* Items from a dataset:
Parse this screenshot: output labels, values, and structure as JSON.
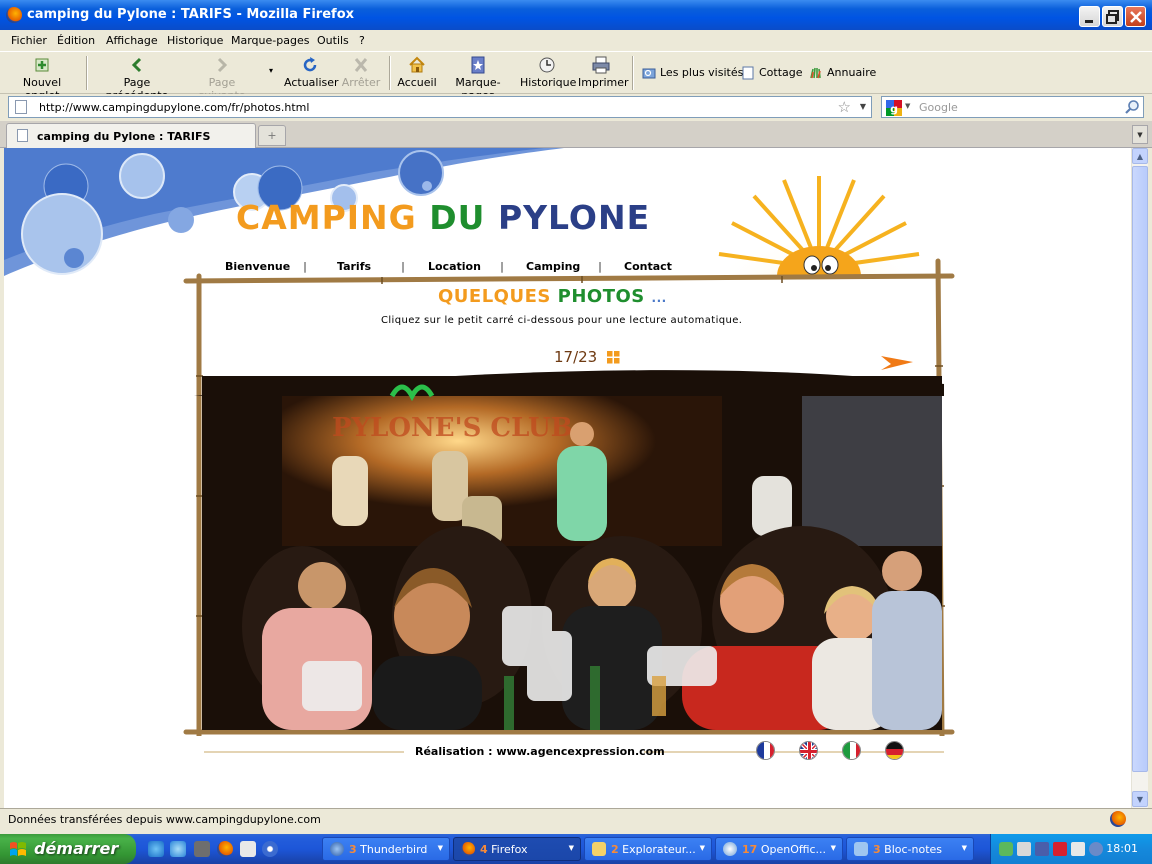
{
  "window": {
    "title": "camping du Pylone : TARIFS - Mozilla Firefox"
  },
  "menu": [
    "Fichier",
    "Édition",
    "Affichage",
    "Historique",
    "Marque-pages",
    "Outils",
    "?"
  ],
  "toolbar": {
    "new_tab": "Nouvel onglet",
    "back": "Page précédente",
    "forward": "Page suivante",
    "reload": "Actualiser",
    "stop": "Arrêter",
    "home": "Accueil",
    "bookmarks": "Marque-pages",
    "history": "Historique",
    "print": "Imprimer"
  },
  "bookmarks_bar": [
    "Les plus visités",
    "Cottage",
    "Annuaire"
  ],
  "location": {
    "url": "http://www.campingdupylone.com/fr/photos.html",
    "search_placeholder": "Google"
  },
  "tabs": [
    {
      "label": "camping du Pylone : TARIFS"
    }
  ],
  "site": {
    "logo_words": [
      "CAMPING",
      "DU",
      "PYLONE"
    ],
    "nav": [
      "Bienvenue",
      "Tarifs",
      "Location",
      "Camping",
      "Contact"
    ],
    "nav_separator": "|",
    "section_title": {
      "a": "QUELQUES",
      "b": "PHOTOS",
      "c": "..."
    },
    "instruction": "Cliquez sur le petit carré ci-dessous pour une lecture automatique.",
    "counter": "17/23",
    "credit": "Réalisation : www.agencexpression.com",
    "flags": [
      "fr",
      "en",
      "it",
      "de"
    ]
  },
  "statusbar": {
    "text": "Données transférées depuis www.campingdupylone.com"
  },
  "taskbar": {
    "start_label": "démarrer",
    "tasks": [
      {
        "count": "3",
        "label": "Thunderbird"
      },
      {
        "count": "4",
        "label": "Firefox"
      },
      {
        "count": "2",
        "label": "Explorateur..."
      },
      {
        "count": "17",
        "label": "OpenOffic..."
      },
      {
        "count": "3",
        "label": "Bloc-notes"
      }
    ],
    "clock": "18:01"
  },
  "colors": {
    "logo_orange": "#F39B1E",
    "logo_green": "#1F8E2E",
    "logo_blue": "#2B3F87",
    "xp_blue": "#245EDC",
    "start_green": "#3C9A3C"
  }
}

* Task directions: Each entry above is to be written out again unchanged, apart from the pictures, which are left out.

* Solved exercise:
Parse this screenshot: output labels, values, and structure as JSON.
{
  "window": {
    "title": "camping du Pylone : TARIFS - Mozilla Firefox"
  },
  "menu": [
    "Fichier",
    "Édition",
    "Affichage",
    "Historique",
    "Marque-pages",
    "Outils",
    "?"
  ],
  "toolbar": {
    "new_tab": "Nouvel onglet",
    "back": "Page précédente",
    "forward": "Page suivante",
    "reload": "Actualiser",
    "stop": "Arrêter",
    "home": "Accueil",
    "bookmarks": "Marque-pages",
    "history": "Historique",
    "print": "Imprimer"
  },
  "bookmarks_bar": [
    "Les plus visités",
    "Cottage",
    "Annuaire"
  ],
  "location": {
    "url": "http://www.campingdupylone.com/fr/photos.html",
    "search_placeholder": "Google"
  },
  "tabs": [
    {
      "label": "camping du Pylone : TARIFS"
    }
  ],
  "site": {
    "logo_words": [
      "CAMPING",
      "DU",
      "PYLONE"
    ],
    "nav": [
      "Bienvenue",
      "Tarifs",
      "Location",
      "Camping",
      "Contact"
    ],
    "nav_separator": "|",
    "section_title": {
      "a": "QUELQUES",
      "b": "PHOTOS",
      "c": "..."
    },
    "instruction": "Cliquez sur le petit carré ci-dessous pour une lecture automatique.",
    "counter": "17/23",
    "credit": "Réalisation : www.agencexpression.com",
    "flags": [
      "fr",
      "en",
      "it",
      "de"
    ]
  },
  "statusbar": {
    "text": "Données transférées depuis www.campingdupylone.com"
  },
  "taskbar": {
    "start_label": "démarrer",
    "tasks": [
      {
        "count": "3",
        "label": "Thunderbird"
      },
      {
        "count": "4",
        "label": "Firefox"
      },
      {
        "count": "2",
        "label": "Explorateur..."
      },
      {
        "count": "17",
        "label": "OpenOffic..."
      },
      {
        "count": "3",
        "label": "Bloc-notes"
      }
    ],
    "clock": "18:01"
  },
  "colors": {
    "logo_orange": "#F39B1E",
    "logo_green": "#1F8E2E",
    "logo_blue": "#2B3F87",
    "xp_blue": "#245EDC",
    "start_green": "#3C9A3C"
  }
}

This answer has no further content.